From Scott McKain: Customer service is bad at most places, because evidently that is what CEO’s and managers want. What other reason could there be for them to accept such miserable performance? Most care more [...]
I saw the movie Lucy this weekend. If you like a good sci-fi action movie combination put this one on your list. It isn’t amazing, but it will make you think. At one point, Lucy [...]
Random acts of wow are wonderful. Do them. But that’s not where you’ll win or lose the game. Don’t think that some once-a-year special thing that you do ever takes the place of being the best at what matters most consistently.
Another month, and another weaker than expected jobs report. So what’s up with the economy? Welcome to the new normal: Unemployment that is higher than anything we can remember in decades. Scores jobs are available due to a lack of skilled workers. Slow growth that feels like a recession even though technically it isn’t, and most of all, uncertainty.
Right now – as you are reading this sentence – 70 percent of your staff are alienating your customers, keeping you from achieving your goals, or costing your company money that could be used for more productive uses. Scary, huh?
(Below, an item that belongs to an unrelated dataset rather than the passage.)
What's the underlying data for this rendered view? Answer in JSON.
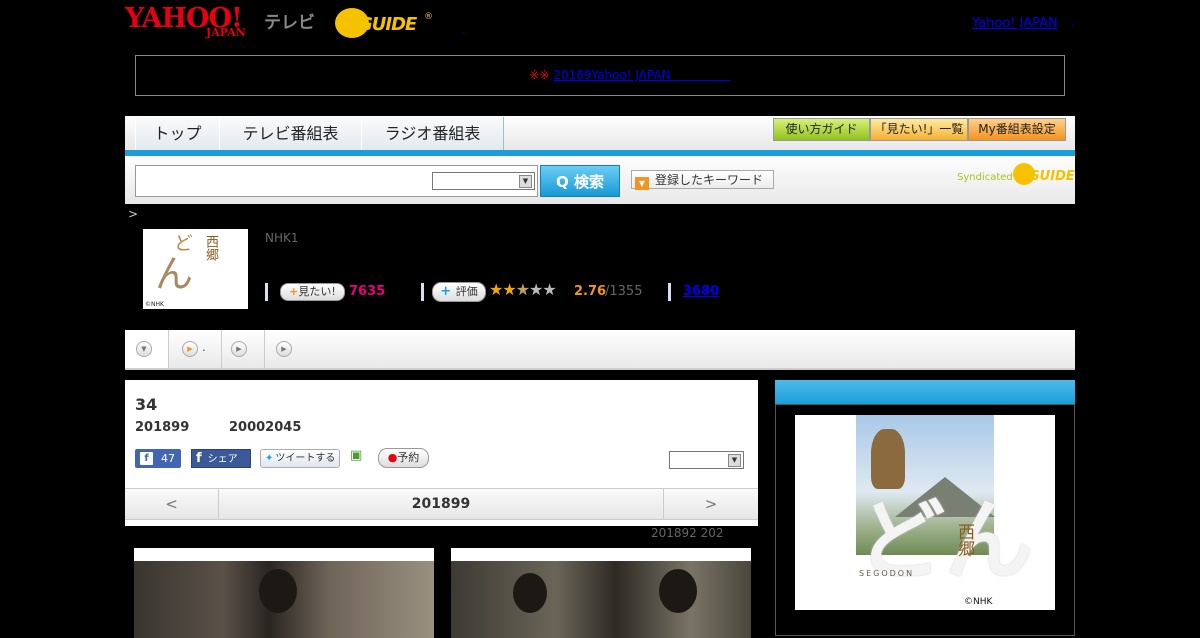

Donald Trump commented that President Obama needs to spend less time on the basketball court and more time fixing the economy. All the protests you would expect followed along with calls from all sides that we need to change the culture of racism perpetuated through the use of stereotypes and assumptions. It turns out that there are a multitude of culture problems.
Why do certain companies, brands, and even people stand out in a world where everyone is basically saying and doing the same things? For the most part, we all get it wrong. We focus on the tools – like marketing campaigns, social media, and advertising – and ignore the goal – to make customers want to do business with us. Here are three things you can do to define and deliver an experience that sets you apart:
I published a piece titled “Stupid Has Its Own Momentum” in November 2010. Since then, examples of stupid having its own momentum. have continued ... and continued ... and continued. Stupid maintains its own momentum because there are incentives to do so. Here are three powerful rewards to stay stupid:
Southwest Airlines faced a dilemma early in its operation—a cash shortage was forcing it to sell one of its four airplanes. The implications are obvious—selling the airplane generates cash for operations and cuts capacity to generate future revenue. Government leaders are facing their version of this challenge in budget meetings across the country. Should we raise taxes and fees in a difficult economy, or do we cut services at a time when they may be needed most?
Every crisis presents us with an opportunity to lead or shirk from service. It either paralyzes us from moving forward, or it pushes us to take action. Here are five actions you can take to lead your organization or team through tough times:
The edge is a deep passion for competing, contributing, and yes, winning. It’s being dissatisfied with the status quo and never resting on your laurels. It is caring so much that you work your tail off to deliver better results tomorrow than you did today. Passion for delivering results drives learning and embracing change as a way of life. It’s an attitude not a skill.
I would like to recommend an amazing new book: Flash Foresight: How to See the Invisible and Do the Impossible Seven Radical Principles That Will Transform Your Business by Daniel Burrus. The premise of this book is simple: In a world that is transforming at unprecedented and accelerating rates, it takes something more that just being observant to succeed. It takes flash foresight: the ability to trigger a burst of accurate insight about the future and use it to produce a new and radically different way of doing things.
Being different is easy. Being distinctive in the markeplace ... now that takes work. But, according to a study by Booz Allen Hamilton, it doesn’t require you to break the bank for new research and development.
Someone out there is waiting to take your customers, your best employees, and ultimately, your business. Your competitors are not just the usual suspects you know. They can come from anywhere – from a dorm room to a foreign country.
Consciously changing – even tweaking – a culture is hard work.. There is no twelve-step program. There are choices you can make that, over time, will help you repair a damaged culture or sustain and grow a positive one.